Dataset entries
____

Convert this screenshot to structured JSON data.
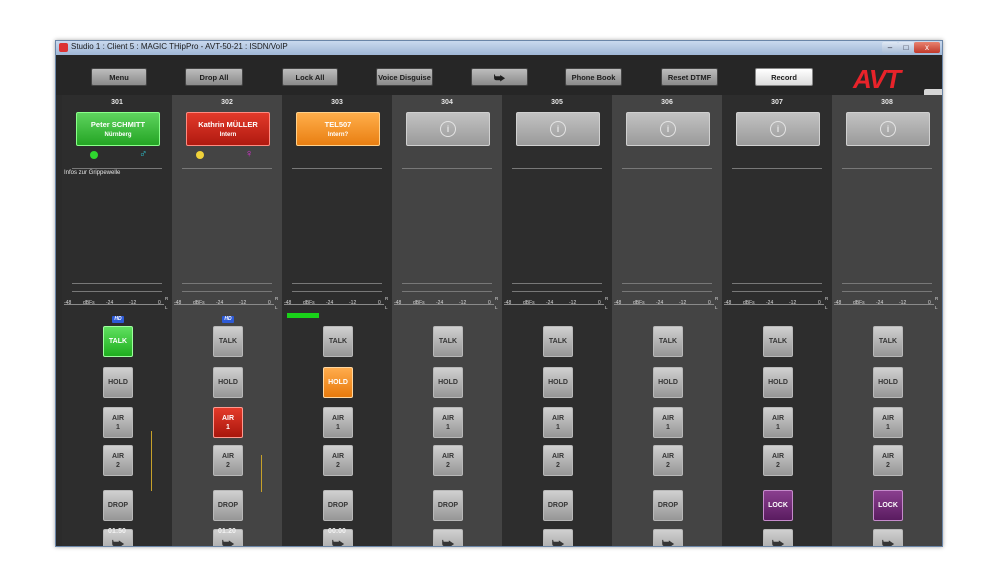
{
  "window": {
    "title": "Studio 1 : Client 5 : MAGIC THipPro - AVT-50-21 : ISDN/VoIP",
    "controls": {
      "minimize": "–",
      "maximize": "□",
      "close": "x"
    }
  },
  "toolbar": {
    "menu": "Menu",
    "drop_all": "Drop All",
    "lock_all": "Lock All",
    "voice_disguise": "Voice Disguise",
    "transfer": "⮩",
    "phone_book": "Phone Book",
    "reset_dtmf": "Reset DTMF",
    "record": "Record",
    "logo": "AVT"
  },
  "meter": {
    "ticks": [
      "-48",
      "dBFs",
      "-24",
      "-12",
      "0"
    ],
    "channel_labels": [
      "R",
      "L"
    ]
  },
  "keys": {
    "talk": "TALK",
    "hold": "HOLD",
    "air": "AIR",
    "drop": "DROP",
    "lock": "LOCK",
    "transfer_arrow": "⮩"
  },
  "lines": [
    {
      "number": "301",
      "caller_name": "Peter SCHMITT",
      "caller_sub": "Nürnberg",
      "caller_color": "#2fb52f",
      "state": "green",
      "info": "Infos zur Grippewelle",
      "hd": "HD",
      "talk_active": true,
      "hold_active": false,
      "air1_active": false,
      "timer": "01:50",
      "smiley": "☻",
      "gender": "♂",
      "gender_color": "#2ec9d6",
      "level_fraction": 0
    },
    {
      "number": "302",
      "caller_name": "Kathrin MÜLLER",
      "caller_sub": "Intern",
      "caller_color": "#c9261a",
      "state": "red",
      "info": "",
      "hd": "HD",
      "talk_active": false,
      "hold_active": false,
      "air1_active": true,
      "timer": "01:20",
      "smiley": "☻",
      "gender": "♀",
      "gender_color": "#e030d8",
      "level_fraction": 0
    },
    {
      "number": "303",
      "caller_name": "TEL507",
      "caller_sub": "Intern?",
      "caller_color": "#f5951e",
      "state": "orange",
      "info": "",
      "hd": "",
      "talk_active": false,
      "hold_active": true,
      "air1_active": false,
      "timer": "00:00",
      "smiley": "",
      "gender": "",
      "gender_color": "",
      "level_fraction": 0.32
    },
    {
      "number": "304",
      "state": "empty",
      "lock": false,
      "level_fraction": 0
    },
    {
      "number": "305",
      "state": "empty",
      "lock": false,
      "level_fraction": 0
    },
    {
      "number": "306",
      "state": "empty",
      "lock": false,
      "level_fraction": 0
    },
    {
      "number": "307",
      "state": "empty",
      "lock": true,
      "level_fraction": 0
    },
    {
      "number": "308",
      "state": "empty",
      "lock": true,
      "level_fraction": 0
    }
  ],
  "colors": {
    "accent_green": "#1fae1f",
    "accent_red": "#c9261a",
    "accent_orange": "#f5951e",
    "accent_purple": "#6b2a72",
    "logo_red": "#e8232a"
  },
  "icons": {
    "info": "info-icon",
    "transfer": "transfer-arrow-icon",
    "smiley": "smiley-icon",
    "gender_male": "male-icon",
    "gender_female": "female-icon"
  }
}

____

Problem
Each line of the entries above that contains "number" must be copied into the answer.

Response to the task
      "number": "301",
      "number": "302",
      "number": "303",
      "number": "304",
      "number": "305",
      "number": "306",
      "number": "307",
      "number": "308",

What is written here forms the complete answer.